Interface dataset entries

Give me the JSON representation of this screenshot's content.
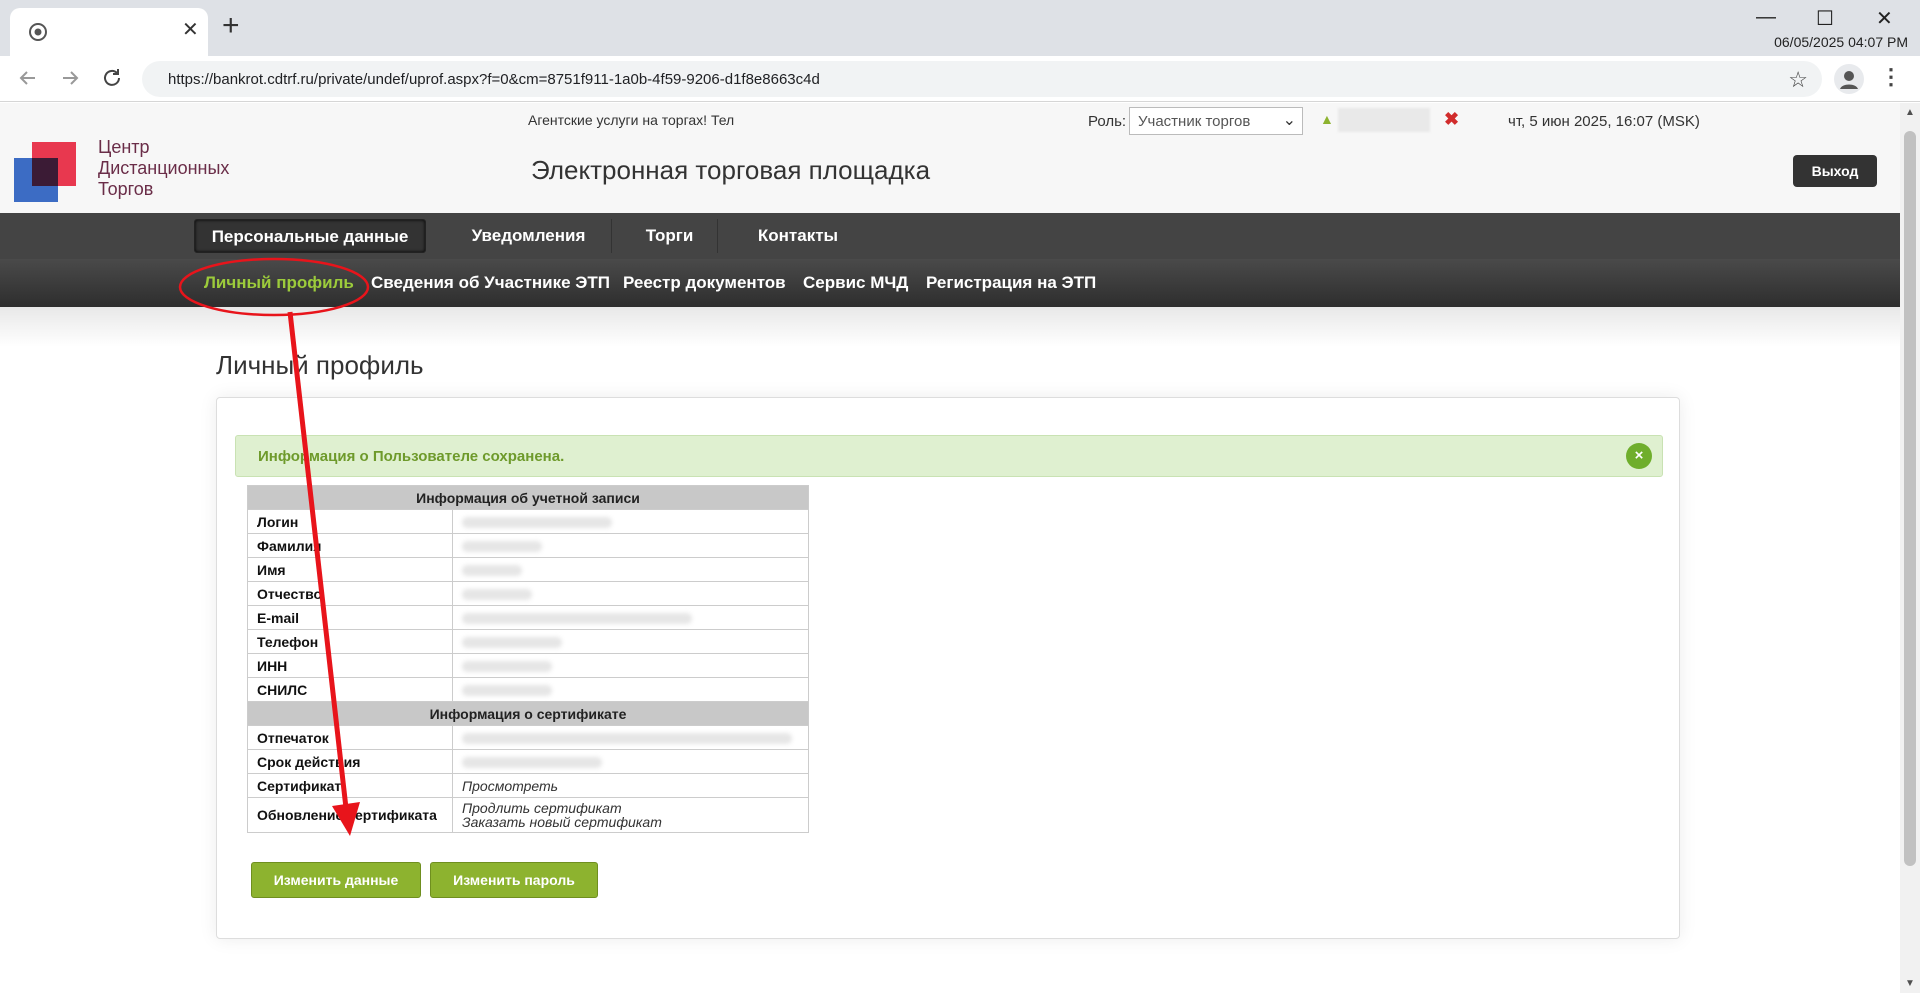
{
  "browser": {
    "url": "https://bankrot.cdtrf.ru/private/undef/uprof.aspx?f=0&cm=8751f911-1a0b-4f59-9206-d1f8e8663c4d",
    "clock": "06/05/2025 04:07 PM"
  },
  "site": {
    "logo_text": [
      "Центр",
      "Дистанционных",
      "Торгов"
    ],
    "ticker": "Агентские услуги на торгах! Тел",
    "role_label": "Роль:",
    "role_value": "Участник торгов",
    "server_date": "чт, 5 июн 2025, 16:07 (MSK)",
    "title": "Электронная торговая площадка",
    "exit_label": "Выход"
  },
  "menu_main": [
    "Персональные данные",
    "Уведомления",
    "Торги",
    "Контакты"
  ],
  "menu_sub": [
    "Личный профиль",
    "Сведения об Участнике ЭТП",
    "Реестр документов",
    "Сервис МЧД",
    "Регистрация на ЭТП"
  ],
  "page": {
    "heading": "Личный профиль",
    "alert": "Информация о Пользователе сохранена.",
    "alert_close": "×"
  },
  "account": {
    "header": "Информация об учетной записи",
    "rows": [
      "Логин",
      "Фамилия",
      "Имя",
      "Отчество",
      "E-mail",
      "Телефон",
      "ИНН",
      "СНИЛС"
    ]
  },
  "certificate": {
    "header": "Информация о сертификате",
    "fingerprint_label": "Отпечаток",
    "validity_label": "Срок действия",
    "cert_label": "Сертификат",
    "cert_link": "Просмотреть",
    "update_label": "Обновление сертификата",
    "renew_link": "Продлить сертификат",
    "order_link": "Заказать новый сертификат"
  },
  "buttons": {
    "edit": "Изменить данные",
    "password": "Изменить пароль"
  },
  "colors": {
    "accent_green": "#8db32f",
    "menu_dark": "#444444",
    "annotation_red": "#e8141b"
  }
}
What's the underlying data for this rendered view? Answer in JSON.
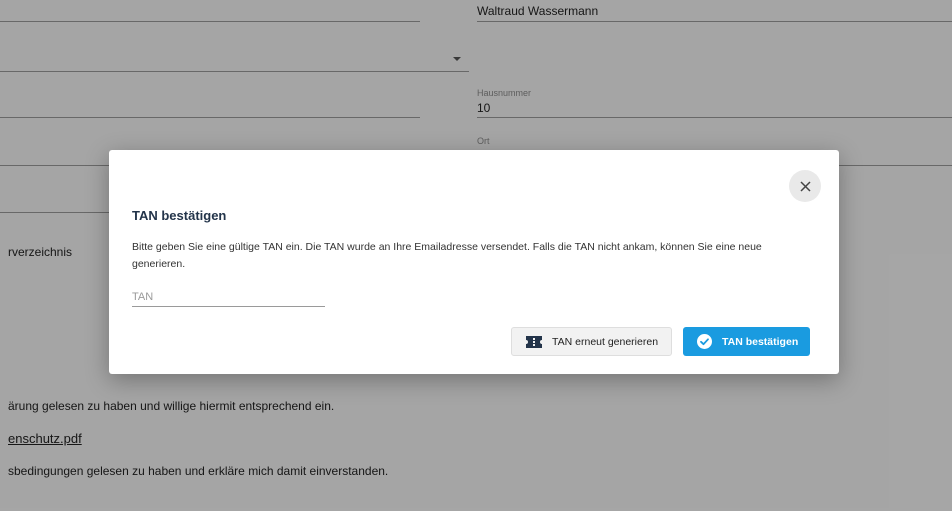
{
  "background": {
    "name_value": "Waltraud Wassermann",
    "hausnummer_label": "Hausnummer",
    "hausnummer_value": "10",
    "ort_label": "Ort",
    "verzeichnis_text": "rverzeichnis",
    "consent_text_1": "ärung gelesen zu haben und willige hiermit entsprechend ein.",
    "privacy_link": "enschutz.pdf",
    "consent_text_2": "sbedingungen gelesen zu haben und erkläre mich damit einverstanden."
  },
  "modal": {
    "title": "TAN bestätigen",
    "description": "Bitte geben Sie eine gültige TAN ein. Die TAN wurde an Ihre Emailadresse versendet. Falls die TAN nicht ankam, können Sie eine neue generieren.",
    "tan_placeholder": "TAN",
    "tan_value": "",
    "regenerate_label": "TAN erneut generieren",
    "confirm_label": "TAN bestätigen",
    "close_icon": "close-icon",
    "regenerate_icon": "ticket-icon",
    "confirm_icon": "check-circle-icon"
  },
  "colors": {
    "primary": "#1a9be0",
    "title": "#23344a",
    "overlay": "rgba(0,0,0,0.32)"
  }
}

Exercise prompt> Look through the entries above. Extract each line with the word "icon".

Solution for this exercise>
    "close_icon": "close-icon",
    "regenerate_icon": "ticket-icon",
    "confirm_icon": "check-circle-icon"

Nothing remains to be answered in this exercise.